The more I think about it, the more it seems to me that only one senator distinguished herself over the course of these proceedings: Lisa Murkowski, the lone Republican who voted against Kavanaugh in Friday's crucial vote. Never mind the abuse hurled at her from the right and the deceitful clemency offered to her by Democrats. The senior senator from Alaska spoke to the feelings of millions of Americans when she said that she voted against Kavanaugh despite her conviction that he is a "good man."
It is easy to dismiss her apparently last-minute decision as an empty grandstanding gesture. I am not so sure that's what it was, though it should of course be pointed out that many assumed she would vote against him long before Ford's allegations emerged. Whatever the consequences of her vote will be in her home state, I think it is almost certain that her name is now mud in Washington Republican circles. Why take such a risk, especially when it would not ultimately change the outcome?
Consider what she told reporters on Friday afternoon:
Full quote from Murkowski to a gaggle this hour: pic.twitter.com/tT3EeBWzqP
— Elise Viebeck (@eliseviebeck) October 5, 2018
Murkowski was absolutely right to say that the controversy is "bigger than one nominee." It has been for three weeks. Her colleague Sen. Rubio claimed on Friday that a no vote would forever be interpreted as a verdict of guilt. This is probably true for some, I suppose, though one imagines that many of those who have reached this conclusion on the basis of the available evidence will stick to it regardless of whether or not he is confirmed. In any case, it is also true that for just as many others there seems to be no just conclusion to a series of events that have scandalized the American people.

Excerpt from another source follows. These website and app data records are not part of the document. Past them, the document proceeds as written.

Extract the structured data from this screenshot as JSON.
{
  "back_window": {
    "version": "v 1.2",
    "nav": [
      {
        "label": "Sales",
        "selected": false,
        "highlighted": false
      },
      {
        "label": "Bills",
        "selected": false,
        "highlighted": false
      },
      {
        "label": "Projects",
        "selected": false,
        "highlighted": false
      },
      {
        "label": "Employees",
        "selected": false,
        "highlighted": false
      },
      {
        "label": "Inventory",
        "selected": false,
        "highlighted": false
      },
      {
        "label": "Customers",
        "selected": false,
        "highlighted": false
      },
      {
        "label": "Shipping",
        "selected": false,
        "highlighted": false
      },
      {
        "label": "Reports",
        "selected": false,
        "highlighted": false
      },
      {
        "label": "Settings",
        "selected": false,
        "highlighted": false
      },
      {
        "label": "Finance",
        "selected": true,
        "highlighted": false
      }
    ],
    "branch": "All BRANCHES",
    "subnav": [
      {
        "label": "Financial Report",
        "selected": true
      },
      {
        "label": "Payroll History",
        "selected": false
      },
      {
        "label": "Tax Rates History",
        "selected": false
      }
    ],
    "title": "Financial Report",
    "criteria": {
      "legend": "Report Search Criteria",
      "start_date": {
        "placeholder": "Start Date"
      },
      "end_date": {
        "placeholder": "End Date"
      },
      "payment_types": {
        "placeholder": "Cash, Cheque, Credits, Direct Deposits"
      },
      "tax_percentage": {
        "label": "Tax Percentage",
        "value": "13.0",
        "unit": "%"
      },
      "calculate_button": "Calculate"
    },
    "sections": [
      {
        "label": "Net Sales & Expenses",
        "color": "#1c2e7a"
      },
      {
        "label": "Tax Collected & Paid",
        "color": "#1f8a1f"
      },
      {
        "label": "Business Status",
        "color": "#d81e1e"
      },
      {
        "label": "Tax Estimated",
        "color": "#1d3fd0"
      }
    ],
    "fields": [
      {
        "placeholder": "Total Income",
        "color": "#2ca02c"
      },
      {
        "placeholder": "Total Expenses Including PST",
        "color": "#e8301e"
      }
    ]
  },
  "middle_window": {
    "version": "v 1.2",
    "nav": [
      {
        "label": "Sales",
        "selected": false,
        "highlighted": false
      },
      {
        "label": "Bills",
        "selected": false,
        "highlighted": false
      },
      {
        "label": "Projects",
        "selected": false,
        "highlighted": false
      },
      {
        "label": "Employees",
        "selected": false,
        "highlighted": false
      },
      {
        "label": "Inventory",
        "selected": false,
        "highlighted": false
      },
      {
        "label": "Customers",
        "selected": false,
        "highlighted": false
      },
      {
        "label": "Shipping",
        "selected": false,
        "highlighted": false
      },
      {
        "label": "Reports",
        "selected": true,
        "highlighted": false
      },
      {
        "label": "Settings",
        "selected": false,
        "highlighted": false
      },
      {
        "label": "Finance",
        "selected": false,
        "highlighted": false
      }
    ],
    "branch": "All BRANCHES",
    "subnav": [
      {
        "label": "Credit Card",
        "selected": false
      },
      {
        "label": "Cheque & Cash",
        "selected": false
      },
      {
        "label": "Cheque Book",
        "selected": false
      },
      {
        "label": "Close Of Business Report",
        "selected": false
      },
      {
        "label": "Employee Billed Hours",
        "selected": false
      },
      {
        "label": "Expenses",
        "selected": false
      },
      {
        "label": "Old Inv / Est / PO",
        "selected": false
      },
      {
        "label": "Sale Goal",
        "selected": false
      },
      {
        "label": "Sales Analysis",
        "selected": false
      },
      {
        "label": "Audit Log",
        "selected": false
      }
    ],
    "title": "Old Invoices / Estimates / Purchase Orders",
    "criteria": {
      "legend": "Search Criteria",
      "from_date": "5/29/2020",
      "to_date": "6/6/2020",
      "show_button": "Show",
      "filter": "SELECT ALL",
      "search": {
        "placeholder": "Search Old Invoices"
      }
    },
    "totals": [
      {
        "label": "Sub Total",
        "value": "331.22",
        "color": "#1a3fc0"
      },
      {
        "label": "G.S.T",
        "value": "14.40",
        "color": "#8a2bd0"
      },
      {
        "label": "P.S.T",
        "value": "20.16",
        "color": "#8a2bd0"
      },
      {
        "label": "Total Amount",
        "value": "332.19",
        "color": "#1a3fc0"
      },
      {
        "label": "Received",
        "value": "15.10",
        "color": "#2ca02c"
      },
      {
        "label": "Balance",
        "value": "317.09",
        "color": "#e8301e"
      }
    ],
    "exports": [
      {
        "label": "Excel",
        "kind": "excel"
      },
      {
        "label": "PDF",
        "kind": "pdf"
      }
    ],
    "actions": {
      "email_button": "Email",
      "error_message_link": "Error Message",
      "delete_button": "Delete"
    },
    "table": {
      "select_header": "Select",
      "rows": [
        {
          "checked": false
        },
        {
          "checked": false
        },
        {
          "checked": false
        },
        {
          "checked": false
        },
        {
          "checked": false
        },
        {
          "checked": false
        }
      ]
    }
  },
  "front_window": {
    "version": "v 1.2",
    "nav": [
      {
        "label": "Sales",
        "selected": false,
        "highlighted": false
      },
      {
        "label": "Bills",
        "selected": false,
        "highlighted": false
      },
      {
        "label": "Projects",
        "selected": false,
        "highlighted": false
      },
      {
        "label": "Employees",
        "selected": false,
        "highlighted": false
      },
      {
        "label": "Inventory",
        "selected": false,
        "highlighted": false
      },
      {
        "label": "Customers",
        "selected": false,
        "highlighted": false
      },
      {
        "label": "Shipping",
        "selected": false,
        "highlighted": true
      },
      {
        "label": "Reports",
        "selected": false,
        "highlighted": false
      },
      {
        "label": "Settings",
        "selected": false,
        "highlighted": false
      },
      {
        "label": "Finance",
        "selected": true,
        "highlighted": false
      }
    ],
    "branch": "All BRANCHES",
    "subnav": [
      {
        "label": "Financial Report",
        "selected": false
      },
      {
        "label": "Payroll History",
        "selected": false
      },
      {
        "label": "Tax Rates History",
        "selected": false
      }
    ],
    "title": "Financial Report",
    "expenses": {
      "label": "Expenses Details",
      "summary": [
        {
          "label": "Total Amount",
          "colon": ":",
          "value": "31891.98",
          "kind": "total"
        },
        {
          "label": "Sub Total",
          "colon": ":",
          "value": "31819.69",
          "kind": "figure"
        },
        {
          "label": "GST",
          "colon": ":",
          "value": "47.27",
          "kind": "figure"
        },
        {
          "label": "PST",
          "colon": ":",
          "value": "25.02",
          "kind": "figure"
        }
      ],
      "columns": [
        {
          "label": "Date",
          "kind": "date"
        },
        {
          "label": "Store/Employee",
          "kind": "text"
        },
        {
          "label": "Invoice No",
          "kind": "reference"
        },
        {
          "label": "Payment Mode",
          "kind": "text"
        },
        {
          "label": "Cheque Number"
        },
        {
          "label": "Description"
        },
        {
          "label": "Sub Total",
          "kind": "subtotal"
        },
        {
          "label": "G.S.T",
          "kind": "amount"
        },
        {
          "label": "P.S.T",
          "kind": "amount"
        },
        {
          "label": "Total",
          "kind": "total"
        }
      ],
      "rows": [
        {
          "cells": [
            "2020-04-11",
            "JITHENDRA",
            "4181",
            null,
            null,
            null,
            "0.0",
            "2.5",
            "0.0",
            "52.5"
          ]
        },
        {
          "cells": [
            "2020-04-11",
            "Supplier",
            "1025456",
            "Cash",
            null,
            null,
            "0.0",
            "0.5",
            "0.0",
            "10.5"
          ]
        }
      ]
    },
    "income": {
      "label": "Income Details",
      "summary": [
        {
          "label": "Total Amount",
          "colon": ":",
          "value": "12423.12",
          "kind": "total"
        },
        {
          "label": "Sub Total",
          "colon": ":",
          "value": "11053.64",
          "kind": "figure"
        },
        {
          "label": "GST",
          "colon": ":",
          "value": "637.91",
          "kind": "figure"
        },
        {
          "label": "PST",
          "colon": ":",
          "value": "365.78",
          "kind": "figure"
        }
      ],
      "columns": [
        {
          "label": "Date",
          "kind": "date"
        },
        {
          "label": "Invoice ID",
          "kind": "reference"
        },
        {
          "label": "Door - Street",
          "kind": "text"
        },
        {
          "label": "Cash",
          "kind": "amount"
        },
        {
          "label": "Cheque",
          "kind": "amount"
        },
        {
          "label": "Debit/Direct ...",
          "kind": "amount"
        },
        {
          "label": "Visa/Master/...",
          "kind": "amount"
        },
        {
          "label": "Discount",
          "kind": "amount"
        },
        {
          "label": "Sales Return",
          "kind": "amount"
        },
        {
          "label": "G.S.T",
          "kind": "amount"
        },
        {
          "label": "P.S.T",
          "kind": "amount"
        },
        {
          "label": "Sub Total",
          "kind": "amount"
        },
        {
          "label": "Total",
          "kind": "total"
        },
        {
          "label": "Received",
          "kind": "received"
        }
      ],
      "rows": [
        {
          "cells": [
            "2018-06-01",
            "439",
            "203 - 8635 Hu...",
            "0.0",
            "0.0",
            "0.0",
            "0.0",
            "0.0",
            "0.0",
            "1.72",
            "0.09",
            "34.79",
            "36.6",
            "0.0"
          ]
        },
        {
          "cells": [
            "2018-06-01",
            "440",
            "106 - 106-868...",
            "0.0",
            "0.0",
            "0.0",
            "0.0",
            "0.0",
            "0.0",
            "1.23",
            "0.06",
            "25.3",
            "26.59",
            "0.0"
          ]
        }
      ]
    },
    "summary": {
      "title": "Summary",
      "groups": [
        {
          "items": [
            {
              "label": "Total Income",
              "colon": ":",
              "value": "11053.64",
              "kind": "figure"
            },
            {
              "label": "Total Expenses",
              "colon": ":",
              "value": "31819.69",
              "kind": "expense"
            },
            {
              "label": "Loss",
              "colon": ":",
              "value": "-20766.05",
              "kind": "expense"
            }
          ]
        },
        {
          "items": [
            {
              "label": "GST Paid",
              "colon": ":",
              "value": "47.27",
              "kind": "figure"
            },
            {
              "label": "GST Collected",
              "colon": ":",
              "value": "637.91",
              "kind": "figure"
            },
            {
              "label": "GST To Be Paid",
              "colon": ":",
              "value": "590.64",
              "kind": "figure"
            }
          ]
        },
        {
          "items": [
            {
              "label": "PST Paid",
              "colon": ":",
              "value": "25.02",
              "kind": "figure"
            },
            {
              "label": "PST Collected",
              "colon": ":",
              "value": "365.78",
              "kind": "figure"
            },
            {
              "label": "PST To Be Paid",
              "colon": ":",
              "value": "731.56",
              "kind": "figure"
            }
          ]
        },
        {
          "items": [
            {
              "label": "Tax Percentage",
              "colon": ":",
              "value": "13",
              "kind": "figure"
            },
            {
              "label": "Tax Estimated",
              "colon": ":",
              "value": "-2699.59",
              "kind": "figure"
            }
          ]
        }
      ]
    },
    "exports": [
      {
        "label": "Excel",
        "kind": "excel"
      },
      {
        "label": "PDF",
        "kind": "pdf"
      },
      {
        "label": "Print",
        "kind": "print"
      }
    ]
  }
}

The relentless logic of partisanship has led many conservatives to argue that the scandal is the very reason that Kavanaugh — whose testimony has invited blasphemous comparisons to the agony of Christ on the Cross — must be confirmed, under the assumption that taking such a stand will prevent the manufacturing of hypothetical false allegations against hypothetical future judicial and Cabinet nominees by hypothetical future presidents with the perfidious cooperation of hypothetical future Senate Democrats.
Murkowski disagrees. Kavanaugh, honorable judge and qualified lawyer though she considers him, is not, she says, "the right man for the Court at this time." This is not a feeling that can be justified on strictly logical grounds. It is one of those stirrings of conscience, vague but unmistakable, that cannot be ignored.
I cannot blame her for responding to it as she did. What about her Republican colleagues? President Trump could have replaced Kavanaugh with another qualified candidate — perhaps one with more support among the pro-life constituency — weeks ago. He did not withdraw his nominee, nor is there any evidence to suggest that GOP senators wished to see him do so. Why? Was this about tactics? Kavanaugh's personal honor? Owning the libs? The lives of the unborn? Logically it cannot be all of the above, unless Susan Collins is misunderstanding Kavanaugh's views, a liar, or the victim of a deception herself. Who knows.
In any case, Republicans have their man now. Was it worth it?